Post Number: 2
|Posted on Monday, April 11, 2005 - 07:49 pm: ||
Does anyone know where I can find a wet muffler for my newly restored St. Lawrence engine?
Post Number: 168
|Posted on Wednesday, April 13, 2005 - 11:36 pm: ||
Try Paul Dodington www.disappearingpropellerboat.com)
He's got a lot of DisPro parts for St Lawrence engines.
Post Number: 3
|Posted on Saturday, May 07, 2005 - 09:22 pm: ||
Thanks miro, Paul had the end castings and stainless sheets to fabricate the muffler.This was the last thing I needed to complete the engine. Bob Davidson
|Posted on Monday, July 18, 2005 - 08:52 pm: ||
St. Lawrence Model XA Hand Starting-Help Needed-
I have been entrusted to revive a St. Lawrence 2- cycle engine No. 5624 and I am at the point where it is running but rough. I can't seem to get it to run smoothly. With each short run, I notice back oil residue seeping from around the spark plug. And yes, when it is running there is some blue smoke.
I know last year some oil was added to make sure the drive shaft was lubricated. The engine ran well last year but near the end of the summer I had to wipe off the plug before starting.
I am new at this as the owner passed away last year and he had the touch to make it run smoothly.
The mix of oil and gas that was prescribed as 1 and 1/2 pints to 5 gallons. The mix I am using is 1:26.
I have cleanned the plug and removed the excess oil in the bottom of the crank shaft.
Does anyone have any other ideas to help this newly appointed captain of the engine? Or will I have to wait until the oil is burnt out?
Any tricks to getting it to idle smooth?
"At the dock waiting"
Thanks From Georgion Bay Ontario
Post Number: 428
|Posted on Tuesday, July 19, 2005 - 07:43 am: ||
I stick to the old time reccomended mix of 40:1 SAE 30 non detergent oil. Pint to five gallons.
Ernie swears by 30:1 using modern chain saw oil. Guess you will have to decide for yourself. Drain the crankcase regularly as excess oil can build up. Old time boat builders often brought the crankcase drain outside the engine support timbers to make it easy to remove the crankcase build up. The basic idea is to cut the oil to the least that will burn in the upper chamber with as little as possible going down the exhaust pipe. These engines ran cold and working units typically had to have their upper chamber and exhaust lines cleaned out once a year to get rid of the carbon build up.
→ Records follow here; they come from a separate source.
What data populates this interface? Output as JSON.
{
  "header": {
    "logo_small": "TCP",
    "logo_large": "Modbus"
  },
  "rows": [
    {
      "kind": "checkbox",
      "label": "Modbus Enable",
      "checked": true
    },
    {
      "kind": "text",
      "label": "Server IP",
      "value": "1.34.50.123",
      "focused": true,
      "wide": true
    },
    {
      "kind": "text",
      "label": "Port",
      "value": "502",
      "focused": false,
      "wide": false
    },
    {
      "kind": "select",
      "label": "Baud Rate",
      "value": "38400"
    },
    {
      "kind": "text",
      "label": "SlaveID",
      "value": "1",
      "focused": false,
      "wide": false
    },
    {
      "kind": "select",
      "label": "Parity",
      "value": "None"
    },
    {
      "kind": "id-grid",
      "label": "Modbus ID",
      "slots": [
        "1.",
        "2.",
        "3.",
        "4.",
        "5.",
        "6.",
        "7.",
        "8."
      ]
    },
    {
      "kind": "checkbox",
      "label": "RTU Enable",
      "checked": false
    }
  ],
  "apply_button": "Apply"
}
|Posted on Tuesday, September 06, 2005 - 02:57 pm: ||
I have a St. Lawrence muffler in good order for youe engine. I have several of these engines and have restored several. I am asking $100 for the muffler.---Ray